> _TASK REQUIREMENTS_
From the first line to the last, please print the entries exactly, omitting pictures.

+++

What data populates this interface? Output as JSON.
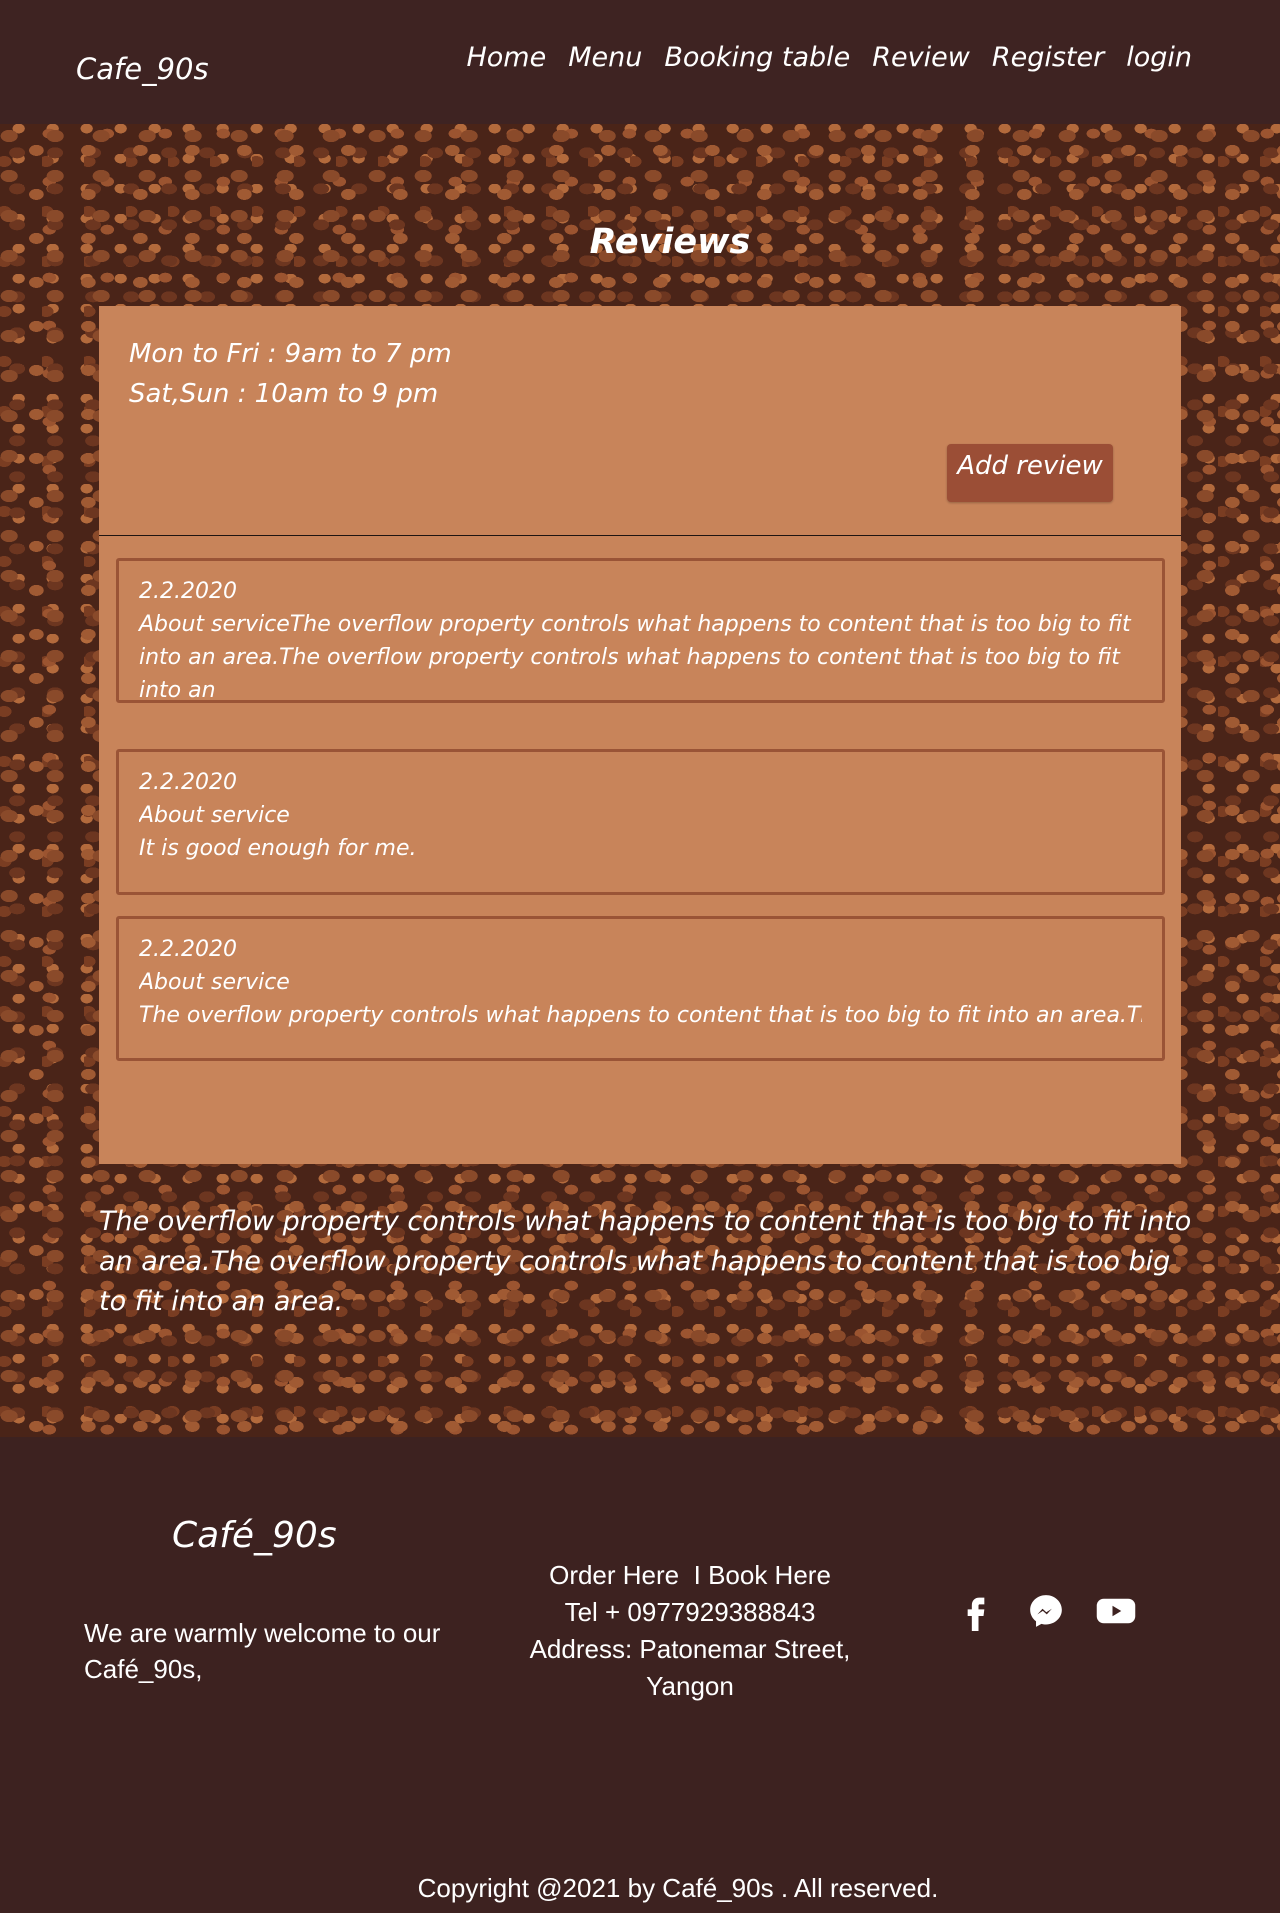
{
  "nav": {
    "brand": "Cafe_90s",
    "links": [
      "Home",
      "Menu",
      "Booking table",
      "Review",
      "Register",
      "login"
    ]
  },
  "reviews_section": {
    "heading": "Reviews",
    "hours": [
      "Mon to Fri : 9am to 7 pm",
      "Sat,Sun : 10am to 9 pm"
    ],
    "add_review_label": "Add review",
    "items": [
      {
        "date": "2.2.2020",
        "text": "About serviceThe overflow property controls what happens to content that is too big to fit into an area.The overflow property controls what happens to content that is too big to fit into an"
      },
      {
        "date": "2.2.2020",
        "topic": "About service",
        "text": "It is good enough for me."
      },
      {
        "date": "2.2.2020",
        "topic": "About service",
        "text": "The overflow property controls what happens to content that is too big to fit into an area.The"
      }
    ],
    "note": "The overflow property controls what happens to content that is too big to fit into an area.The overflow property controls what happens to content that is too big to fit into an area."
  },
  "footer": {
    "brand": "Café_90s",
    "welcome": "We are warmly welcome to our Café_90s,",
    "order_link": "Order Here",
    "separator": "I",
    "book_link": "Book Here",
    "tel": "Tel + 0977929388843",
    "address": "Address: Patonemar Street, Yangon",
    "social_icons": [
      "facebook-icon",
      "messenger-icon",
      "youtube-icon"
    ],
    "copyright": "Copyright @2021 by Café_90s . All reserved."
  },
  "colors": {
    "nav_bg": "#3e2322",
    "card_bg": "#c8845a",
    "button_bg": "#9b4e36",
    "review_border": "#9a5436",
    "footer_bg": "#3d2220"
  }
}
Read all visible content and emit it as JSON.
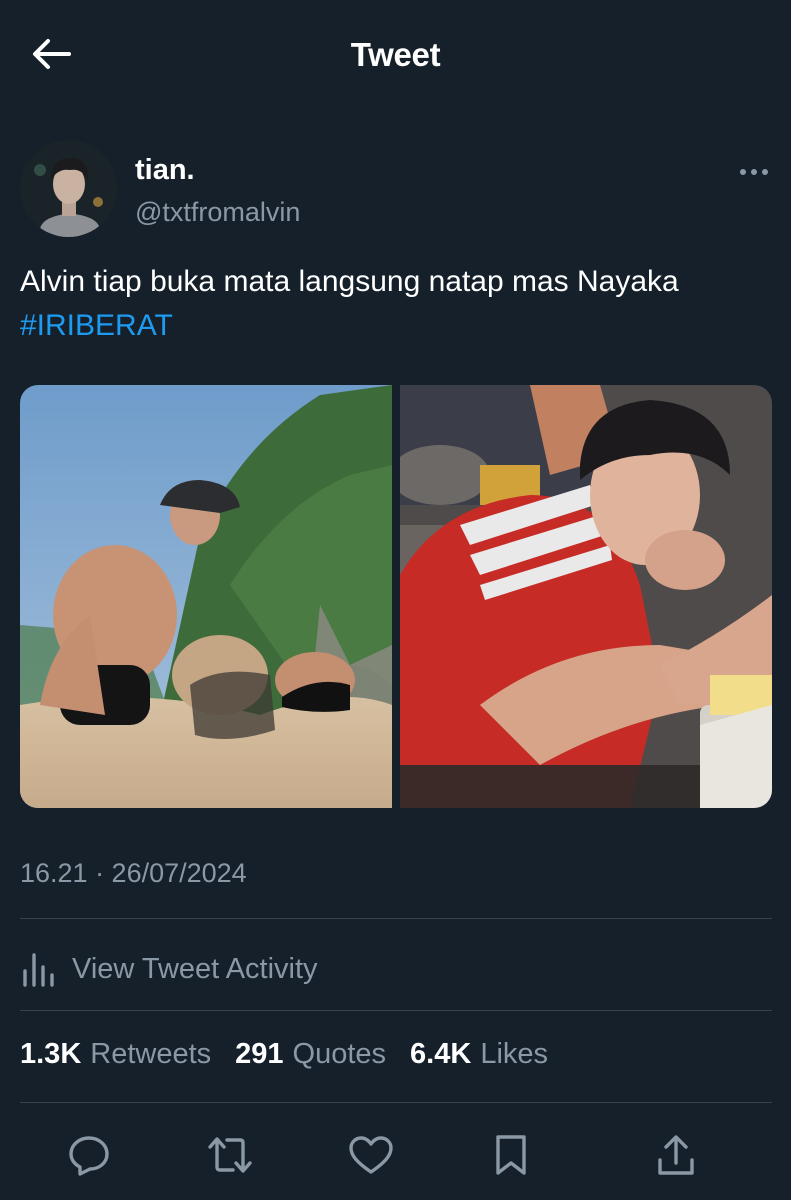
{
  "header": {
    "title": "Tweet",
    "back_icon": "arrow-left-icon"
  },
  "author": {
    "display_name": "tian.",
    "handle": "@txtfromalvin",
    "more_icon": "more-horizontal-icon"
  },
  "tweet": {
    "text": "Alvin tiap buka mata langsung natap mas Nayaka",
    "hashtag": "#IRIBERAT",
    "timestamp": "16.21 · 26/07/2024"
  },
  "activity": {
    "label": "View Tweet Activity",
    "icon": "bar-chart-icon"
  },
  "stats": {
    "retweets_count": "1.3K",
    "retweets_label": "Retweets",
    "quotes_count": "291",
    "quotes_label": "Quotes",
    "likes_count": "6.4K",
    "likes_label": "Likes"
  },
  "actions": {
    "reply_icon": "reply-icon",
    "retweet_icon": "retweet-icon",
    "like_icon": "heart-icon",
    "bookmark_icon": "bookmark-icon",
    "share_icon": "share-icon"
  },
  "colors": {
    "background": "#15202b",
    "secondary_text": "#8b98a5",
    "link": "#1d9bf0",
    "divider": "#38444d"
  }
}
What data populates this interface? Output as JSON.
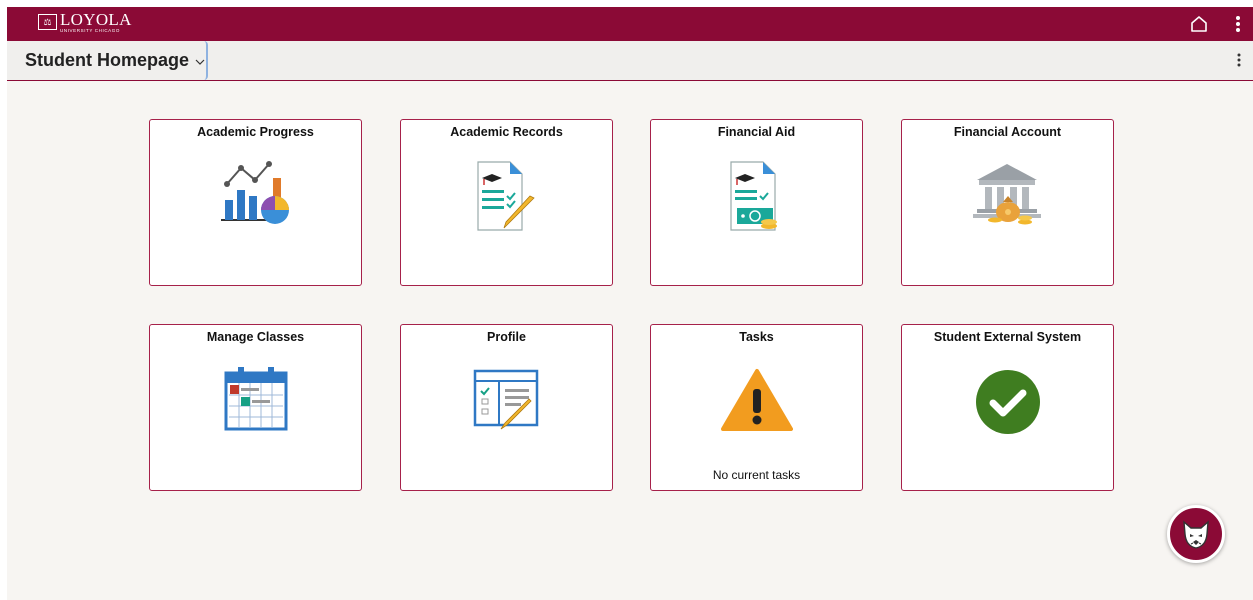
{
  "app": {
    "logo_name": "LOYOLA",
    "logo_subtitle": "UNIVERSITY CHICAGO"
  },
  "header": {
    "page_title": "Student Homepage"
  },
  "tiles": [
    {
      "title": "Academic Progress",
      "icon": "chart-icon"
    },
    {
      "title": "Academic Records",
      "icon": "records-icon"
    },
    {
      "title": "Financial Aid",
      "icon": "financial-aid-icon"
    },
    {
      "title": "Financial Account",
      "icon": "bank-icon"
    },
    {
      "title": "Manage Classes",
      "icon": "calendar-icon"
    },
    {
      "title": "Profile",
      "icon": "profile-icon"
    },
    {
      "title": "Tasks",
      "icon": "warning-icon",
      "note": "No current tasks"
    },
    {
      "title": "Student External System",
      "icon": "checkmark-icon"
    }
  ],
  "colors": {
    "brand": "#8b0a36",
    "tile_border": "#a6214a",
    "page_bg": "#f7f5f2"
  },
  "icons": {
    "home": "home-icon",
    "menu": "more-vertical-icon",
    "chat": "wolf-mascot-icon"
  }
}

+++

> _ANSWER TO THIS TASK_
What data populates this interface? Output as JSON.
{
  "nav": {
    "brand": "Cafe_90s",
    "links": [
      "Home",
      "Menu",
      "Booking table",
      "Review",
      "Register",
      "login"
    ]
  },
  "reviews_section": {
    "heading": "Reviews",
    "hours": [
      "Mon to Fri : 9am to 7 pm",
      "Sat,Sun : 10am to 9 pm"
    ],
    "add_review_label": "Add review",
    "items": [
      {
        "date": "2.2.2020",
        "text": "About serviceThe overflow property controls what happens to content that is too big to fit into an area.The overflow property controls what happens to content that is too big to fit into an"
      },
      {
        "date": "2.2.2020",
        "topic": "About service",
        "text": "It is good enough for me."
      },
      {
        "date": "2.2.2020",
        "topic": "About service",
        "text": "The overflow property controls what happens to content that is too big to fit into an area.The"
      }
    ],
    "note": "The overflow property controls what happens to content that is too big to fit into an area.The overflow property controls what happens to content that is too big to fit into an area."
  },
  "footer": {
    "brand": "Café_90s",
    "welcome": "We are warmly welcome to our Café_90s,",
    "order_link": "Order Here",
    "separator": "I",
    "book_link": "Book Here",
    "tel": "Tel + 0977929388843",
    "address": "Address: Patonemar Street, Yangon",
    "social_icons": [
      "facebook-icon",
      "messenger-icon",
      "youtube-icon"
    ],
    "copyright": "Copyright @2021 by Café_90s . All reserved."
  },
  "colors": {
    "nav_bg": "#3e2322",
    "card_bg": "#c8845a",
    "button_bg": "#9b4e36",
    "review_border": "#9a5436",
    "footer_bg": "#3d2220"
  }
}
Read all visible content and emit it as JSON.
{
  "header": {
    "title": "Tweet",
    "back_icon": "arrow-left-icon"
  },
  "author": {
    "display_name": "tian.",
    "handle": "@txtfromalvin",
    "more_icon": "more-horizontal-icon"
  },
  "tweet": {
    "text": "Alvin tiap buka mata langsung natap mas Nayaka",
    "hashtag": "#IRIBERAT",
    "timestamp": "16.21 · 26/07/2024"
  },
  "activity": {
    "label": "View Tweet Activity",
    "icon": "bar-chart-icon"
  },
  "stats": {
    "retweets_count": "1.3K",
    "retweets_label": "Retweets",
    "quotes_count": "291",
    "quotes_label": "Quotes",
    "likes_count": "6.4K",
    "likes_label": "Likes"
  },
  "actions": {
    "reply_icon": "reply-icon",
    "retweet_icon": "retweet-icon",
    "like_icon": "heart-icon",
    "bookmark_icon": "bookmark-icon",
    "share_icon": "share-icon"
  },
  "colors": {
    "background": "#15202b",
    "secondary_text": "#8b98a5",
    "link": "#1d9bf0",
    "divider": "#38444d"
  }
}
What data populates this interface? Output as JSON.
{
  "app": {
    "logo_name": "LOYOLA",
    "logo_subtitle": "UNIVERSITY CHICAGO"
  },
  "header": {
    "page_title": "Student Homepage"
  },
  "tiles": [
    {
      "title": "Academic Progress",
      "icon": "chart-icon"
    },
    {
      "title": "Academic Records",
      "icon": "records-icon"
    },
    {
      "title": "Financial Aid",
      "icon": "financial-aid-icon"
    },
    {
      "title": "Financial Account",
      "icon": "bank-icon"
    },
    {
      "title": "Manage Classes",
      "icon": "calendar-icon"
    },
    {
      "title": "Profile",
      "icon": "profile-icon"
    },
    {
      "title": "Tasks",
      "icon": "warning-icon",
      "note": "No current tasks"
    },
    {
      "title": "Student External System",
      "icon": "checkmark-icon"
    }
  ],
  "colors": {
    "brand": "#8b0a36",
    "tile_border": "#a6214a",
    "page_bg": "#f7f5f2"
  },
  "icons": {
    "home": "home-icon",
    "menu": "more-vertical-icon",
    "chat": "wolf-mascot-icon"
  }
}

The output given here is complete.